From: Steve Leibo <LEIBO@cnsvax.albany.edu>
Subject: H-ASIA: Chinese Perspectives on Japan
To: Multiple recipients of list H-ASIA <H-ASIA@msu.edu>

Chinese Perspectives on Japan

A dialog from H-Asia list, November 1995

Date: November 1, 1995
Subj:RE: H-ASIA: Two Member Introductions
From: D Price <dcprice@ucdavis.edu>

Re Mark Eykholt's query: Good places to start for early XXc. Chinese student reactions to Japan would be the books by Sanetoo Keishuu, of which one at least is translated into Chinese: (Chuugokujin Nihon ryuugakushi, Chung-kuo jen liu-hsueh Jih-pen shih) and Huang Fu-ch'ing's Ch'ing-mo liu-Jih hsueh-sheng.
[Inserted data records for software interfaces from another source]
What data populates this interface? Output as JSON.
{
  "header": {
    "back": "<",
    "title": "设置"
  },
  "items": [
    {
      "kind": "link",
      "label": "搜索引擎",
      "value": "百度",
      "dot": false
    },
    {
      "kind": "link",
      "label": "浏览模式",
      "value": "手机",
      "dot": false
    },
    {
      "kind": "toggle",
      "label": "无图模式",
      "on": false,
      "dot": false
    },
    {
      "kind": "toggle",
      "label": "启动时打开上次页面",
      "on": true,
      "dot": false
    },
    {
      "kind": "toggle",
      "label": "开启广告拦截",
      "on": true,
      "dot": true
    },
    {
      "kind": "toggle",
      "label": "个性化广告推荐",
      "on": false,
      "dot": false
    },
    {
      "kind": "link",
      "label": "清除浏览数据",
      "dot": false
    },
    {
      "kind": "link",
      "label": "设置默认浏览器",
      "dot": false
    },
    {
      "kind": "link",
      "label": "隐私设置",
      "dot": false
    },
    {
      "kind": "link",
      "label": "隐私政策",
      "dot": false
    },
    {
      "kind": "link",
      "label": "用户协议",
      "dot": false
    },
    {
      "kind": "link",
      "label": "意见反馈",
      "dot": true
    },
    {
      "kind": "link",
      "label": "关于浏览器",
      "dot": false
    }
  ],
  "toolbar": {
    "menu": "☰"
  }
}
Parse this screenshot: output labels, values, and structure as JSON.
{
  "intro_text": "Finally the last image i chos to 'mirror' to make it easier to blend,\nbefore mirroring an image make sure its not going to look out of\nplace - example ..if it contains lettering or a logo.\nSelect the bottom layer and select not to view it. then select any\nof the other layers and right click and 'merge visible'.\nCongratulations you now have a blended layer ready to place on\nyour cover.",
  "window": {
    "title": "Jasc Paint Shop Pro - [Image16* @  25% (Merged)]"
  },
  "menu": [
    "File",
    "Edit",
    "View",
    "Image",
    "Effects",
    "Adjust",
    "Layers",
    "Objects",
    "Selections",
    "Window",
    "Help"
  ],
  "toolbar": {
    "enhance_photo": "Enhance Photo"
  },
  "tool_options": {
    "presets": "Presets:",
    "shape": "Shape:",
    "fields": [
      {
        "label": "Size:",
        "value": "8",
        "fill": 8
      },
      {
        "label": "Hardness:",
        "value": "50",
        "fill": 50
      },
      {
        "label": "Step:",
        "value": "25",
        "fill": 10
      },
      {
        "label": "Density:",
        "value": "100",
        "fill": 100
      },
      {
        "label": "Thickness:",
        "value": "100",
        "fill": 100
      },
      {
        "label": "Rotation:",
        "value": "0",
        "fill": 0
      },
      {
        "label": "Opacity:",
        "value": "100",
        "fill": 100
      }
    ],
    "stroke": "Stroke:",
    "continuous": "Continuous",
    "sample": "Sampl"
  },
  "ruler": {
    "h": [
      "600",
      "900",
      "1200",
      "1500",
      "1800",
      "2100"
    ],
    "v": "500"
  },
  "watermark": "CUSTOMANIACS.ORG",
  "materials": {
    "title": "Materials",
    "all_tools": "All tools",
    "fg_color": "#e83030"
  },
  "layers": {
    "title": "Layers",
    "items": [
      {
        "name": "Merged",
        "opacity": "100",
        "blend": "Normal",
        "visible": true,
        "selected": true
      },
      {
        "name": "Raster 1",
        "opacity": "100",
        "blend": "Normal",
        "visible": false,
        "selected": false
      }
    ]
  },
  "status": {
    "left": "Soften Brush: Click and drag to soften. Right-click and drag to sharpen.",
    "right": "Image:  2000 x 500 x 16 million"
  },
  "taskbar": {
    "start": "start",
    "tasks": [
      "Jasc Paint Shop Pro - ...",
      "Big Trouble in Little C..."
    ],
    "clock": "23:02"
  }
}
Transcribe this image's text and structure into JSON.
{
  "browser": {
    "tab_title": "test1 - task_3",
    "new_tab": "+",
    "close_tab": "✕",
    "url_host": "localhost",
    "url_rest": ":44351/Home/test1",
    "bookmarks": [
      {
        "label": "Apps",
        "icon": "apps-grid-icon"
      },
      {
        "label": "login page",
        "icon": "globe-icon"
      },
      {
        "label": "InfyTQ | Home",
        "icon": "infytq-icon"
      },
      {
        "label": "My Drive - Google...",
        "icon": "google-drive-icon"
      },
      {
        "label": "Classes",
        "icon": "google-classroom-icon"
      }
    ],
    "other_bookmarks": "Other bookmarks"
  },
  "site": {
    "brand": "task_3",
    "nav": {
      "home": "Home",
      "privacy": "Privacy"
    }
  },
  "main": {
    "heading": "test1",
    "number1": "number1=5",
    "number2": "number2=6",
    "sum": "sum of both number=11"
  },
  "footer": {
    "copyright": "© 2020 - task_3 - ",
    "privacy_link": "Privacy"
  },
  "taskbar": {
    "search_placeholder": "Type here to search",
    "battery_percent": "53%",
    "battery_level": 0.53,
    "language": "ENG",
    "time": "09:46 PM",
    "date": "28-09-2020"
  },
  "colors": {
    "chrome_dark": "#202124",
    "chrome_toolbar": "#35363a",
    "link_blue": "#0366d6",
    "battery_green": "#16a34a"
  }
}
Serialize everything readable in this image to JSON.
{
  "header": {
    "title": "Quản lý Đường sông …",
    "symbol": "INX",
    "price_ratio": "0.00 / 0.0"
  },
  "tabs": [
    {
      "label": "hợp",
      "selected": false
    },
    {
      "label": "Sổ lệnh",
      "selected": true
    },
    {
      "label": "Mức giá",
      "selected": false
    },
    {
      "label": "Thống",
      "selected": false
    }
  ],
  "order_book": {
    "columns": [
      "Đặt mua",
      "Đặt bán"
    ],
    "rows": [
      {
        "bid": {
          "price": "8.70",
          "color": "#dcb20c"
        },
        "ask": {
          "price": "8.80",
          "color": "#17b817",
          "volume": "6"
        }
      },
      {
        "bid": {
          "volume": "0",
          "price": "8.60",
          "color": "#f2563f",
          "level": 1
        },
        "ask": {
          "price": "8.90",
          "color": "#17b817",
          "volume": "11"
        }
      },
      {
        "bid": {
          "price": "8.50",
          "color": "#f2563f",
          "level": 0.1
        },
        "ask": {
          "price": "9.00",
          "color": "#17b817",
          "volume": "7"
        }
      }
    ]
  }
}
I believe Huang Tsun-san's San-shih nien jih-chi is available published in Japanese translation. Sung Chiao-jen's Wo chih li-shih has long been published. Ching Mei-chiu's memoir of Japan is available in Japanese as Ryuu-Nichi kaiko. Then there is Paula Harrell's book on Chinese students in Japan. I'm surprised that you wouldn't have looked there first.

Don Price

subj:reply to query from Mark Eykholt
From: fogel@humanitas.ucsb.edu (Joshua Fogel)

Regarding Chinese perspectives on Japan in the 20th century, there are many little things here and there, but few good books. If you're interested in early 20th century, Douglas Reynolds's book, _China, 1898-1912: The Xinzheng Revolution and Japan_ (Harvard, 1992) delas with the last Qing decade in great detail. Paula Harrell's _Sowing the Seeds of Change: Chinese Students, Japanese Teachers, 1895-1905_ (Stanford, 1993) is the best work we have on the massive flood of Chinese students to Japan in the late Qing. The best overall book on Chinese studies/views of Japan is Wu Anlong and Xiong Dayun, _Chuugokujin no Nihon kenkyuu shi_ (Rokkou shuppan, 1989). It devotes a lot of space (I think far too much) to mid-20th century views, but it's balanced and presents material nowhere else so neatly packaged.

Josh Fogel
History, UCSB